With $20,000 in equity and two paychecks, the Jacksons were financially secure. What they remember most, though, is feeling proud. Their daughter had her own room. Patricia loved the "humongous" master bedroom and bathroom. Michael devoted himself to the lawn that sloped down to a thick stand of trees, working hours in the heat with a relish he'd never felt as a renter.
"This is what we always wanted, was to live somewhere comfortable and to be part of the community as well," says Michael, who is 53. "It made me a better man. I learned how to cut the grass. You know in New York you have one little patch of grass and you can take scissors and cut it."
The couple said they rejected countless offers to borrow against the house. Instead, they made plans to save and let equity build, hoping to eventually buy a vacation home near Patricia's parents in Jamaica and maybe even a small apartment in New York, for visiting family.
But in 2007, Patricia was cut from her job as a dispatch supervisor with a cable television company. Then Michael lost work as a contractor. They struggled to pay the mortgage. But they kept pace when their lender offered a forbearance plan that temporarily halved monthly payments, but added the balance to the loan, a fact the Jacksons say was not explained to them at the time.
They fell even further behind after getting into an accident on the long drive between New York and Georgia. Meanwhile, a foreclosure wave swept the metro Atlanta real estate market, sending home values down.
County appraisers recently valued the Jackson's home at $166,000, but the couple say it probably would bring no more than $140,000. They are 11 months behind on their mortgage payments and, with penalties added, now owe $245,000 on the house.
Michael says they were naive. They tried filing for personal bankruptcy, which confronted them with the fact that they'd already lost their equity and would probably lose the house. So they withdrew the filing and decided to battle it out. They dropped cable, stopped taking clothes to the drycleaner and Patricia cut out tithing to the church.
Both found new jobs and the lender has cut the interest rate on their loan. But they are so far behind on the mortgage that the lender tells them they can't qualify for government programs to help families stay in their homes. The Jacksons, who long ago shelved fantasies of vacation homes, now are desperate to convince someone they are worthy of keeping the house on Hampton View Court.
"We're scared. We don't know what's going to happen," Michael says. "Right now, our main thing is to hold on to what we have. I mean, we're holding. But the mortgage company, they have a grip on us."
For 13 years, Michael Bobic taught political science to college students. Now he sells Star Trek collectibles on eBay and teaches a fencing class at the YMCA to help pay the bills.
The 49-year-old drives only when he has to, shops around to save 50 cents on a gallon of milk and hasn't bought a restaurant dinner since losing his job as a professor at West Virginia Wesleyan College last year.
"I'm incredibly cheap," Bobic, who lives in Fairmont, W.Va., says proudly.

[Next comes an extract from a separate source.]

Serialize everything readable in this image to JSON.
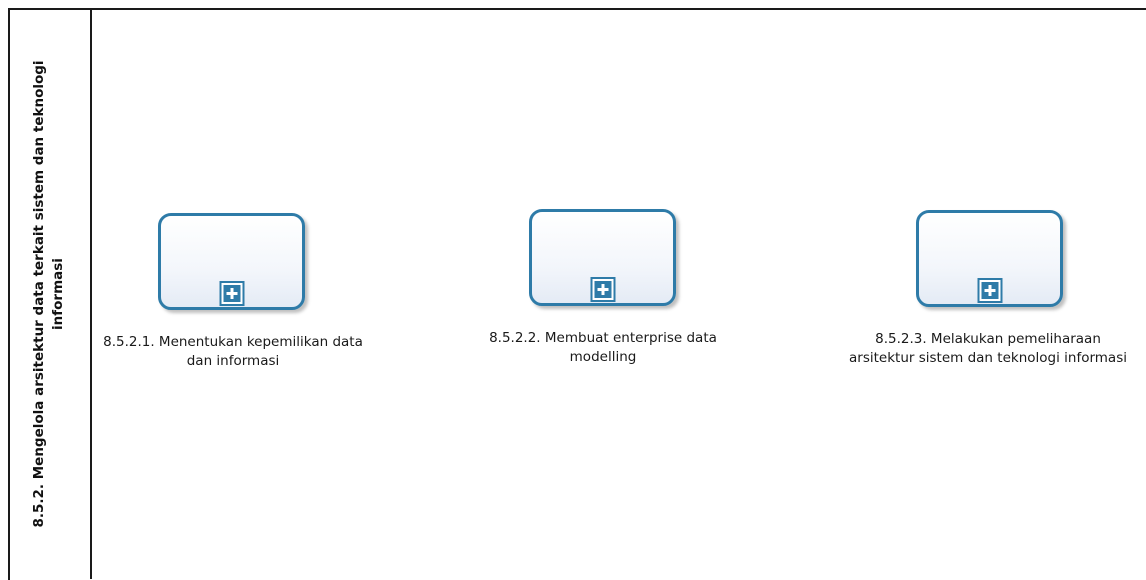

Once a week, Bobic spreads his gospel of frugality, teaching a money management class at Galilean Baptist Church in nearby White Hall. Growing up in Kingsport, Tenn., Bobic recalls that as his parents divorced and later remarried each other, their financial lives swung wildly. Their son learned to prepare for the financial uncertainties of his own adulthood by watching.
He tells his church class to do what he did — have an emergency fund to cover three to six months of expenses. When Bobic lost his job, he was prepared. Enrollment had been shrinking and he knew Wesleyan couldn't afford an extra professor with two already tenured.